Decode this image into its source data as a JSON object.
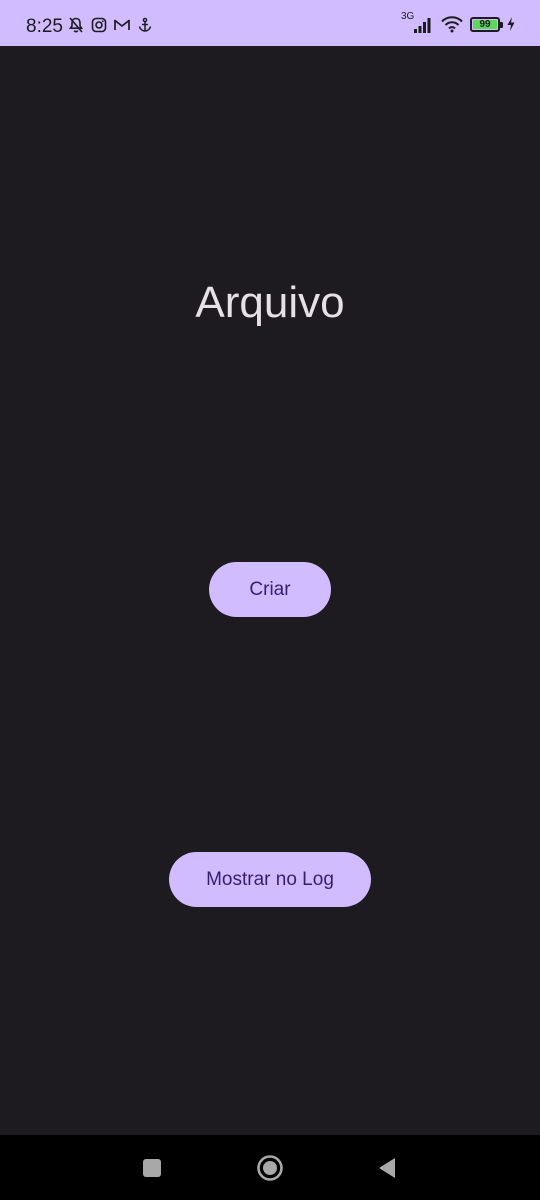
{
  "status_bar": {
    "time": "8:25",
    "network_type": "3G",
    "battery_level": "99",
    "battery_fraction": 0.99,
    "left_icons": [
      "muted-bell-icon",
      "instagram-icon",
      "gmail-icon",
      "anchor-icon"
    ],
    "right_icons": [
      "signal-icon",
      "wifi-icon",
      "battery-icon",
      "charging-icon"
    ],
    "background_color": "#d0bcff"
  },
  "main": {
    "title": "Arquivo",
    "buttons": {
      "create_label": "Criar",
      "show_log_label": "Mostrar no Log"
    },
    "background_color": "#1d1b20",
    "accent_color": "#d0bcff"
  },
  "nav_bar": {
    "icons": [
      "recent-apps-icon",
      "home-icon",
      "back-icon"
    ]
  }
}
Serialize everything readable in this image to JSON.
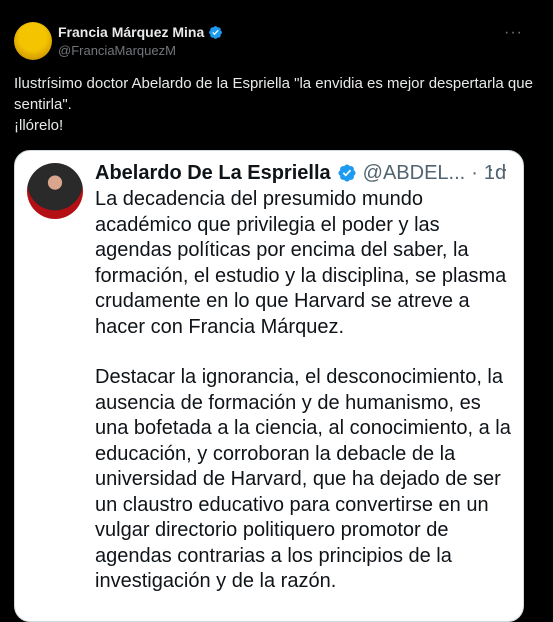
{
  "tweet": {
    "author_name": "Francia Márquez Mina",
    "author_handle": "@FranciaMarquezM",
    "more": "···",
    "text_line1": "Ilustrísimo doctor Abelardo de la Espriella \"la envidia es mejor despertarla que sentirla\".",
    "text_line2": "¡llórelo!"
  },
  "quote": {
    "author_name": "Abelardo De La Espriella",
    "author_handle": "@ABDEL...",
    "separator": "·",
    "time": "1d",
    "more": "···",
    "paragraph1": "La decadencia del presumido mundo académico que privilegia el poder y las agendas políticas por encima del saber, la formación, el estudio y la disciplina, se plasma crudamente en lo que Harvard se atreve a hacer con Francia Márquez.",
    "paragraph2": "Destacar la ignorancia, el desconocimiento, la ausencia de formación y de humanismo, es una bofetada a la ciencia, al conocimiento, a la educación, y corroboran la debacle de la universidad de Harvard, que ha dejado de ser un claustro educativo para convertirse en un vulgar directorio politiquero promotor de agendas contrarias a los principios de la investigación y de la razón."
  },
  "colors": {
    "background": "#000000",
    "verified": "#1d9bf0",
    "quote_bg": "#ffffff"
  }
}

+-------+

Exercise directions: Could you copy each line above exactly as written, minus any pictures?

Written answer:
Decode this image into its source data as a JSON object.
{
  "status_bar": {
    "time": "8:25",
    "network_type": "3G",
    "battery_level": "99",
    "battery_fraction": 0.99,
    "left_icons": [
      "muted-bell-icon",
      "instagram-icon",
      "gmail-icon",
      "anchor-icon"
    ],
    "right_icons": [
      "signal-icon",
      "wifi-icon",
      "battery-icon",
      "charging-icon"
    ],
    "background_color": "#d0bcff"
  },
  "main": {
    "title": "Arquivo",
    "buttons": {
      "create_label": "Criar",
      "show_log_label": "Mostrar no Log"
    },
    "background_color": "#1d1b20",
    "accent_color": "#d0bcff"
  },
  "nav_bar": {
    "icons": [
      "recent-apps-icon",
      "home-icon",
      "back-icon"
    ]
  }
}
Serialize everything readable in this image to JSON.
{
  "tweet": {
    "author_name": "Francia Márquez Mina",
    "author_handle": "@FranciaMarquezM",
    "more": "···",
    "text_line1": "Ilustrísimo doctor Abelardo de la Espriella \"la envidia es mejor despertarla que sentirla\".",
    "text_line2": "¡llórelo!"
  },
  "quote": {
    "author_name": "Abelardo De La Espriella",
    "author_handle": "@ABDEL...",
    "separator": "·",
    "time": "1d",
    "more": "···",
    "paragraph1": "La decadencia del presumido mundo académico que privilegia el poder y las agendas políticas por encima del saber, la formación, el estudio y la disciplina, se plasma crudamente en lo que Harvard se atreve a hacer con Francia Márquez.",
    "paragraph2": "Destacar la ignorancia, el desconocimiento, la ausencia de formación y de humanismo, es una bofetada a la ciencia, al conocimiento, a la educación, y corroboran la debacle de la universidad de Harvard, que ha dejado de ser un claustro educativo para convertirse en un vulgar directorio politiquero promotor de agendas contrarias a los principios de la investigación y de la razón."
  },
  "colors": {
    "background": "#000000",
    "verified": "#1d9bf0",
    "quote_bg": "#ffffff"
  }
}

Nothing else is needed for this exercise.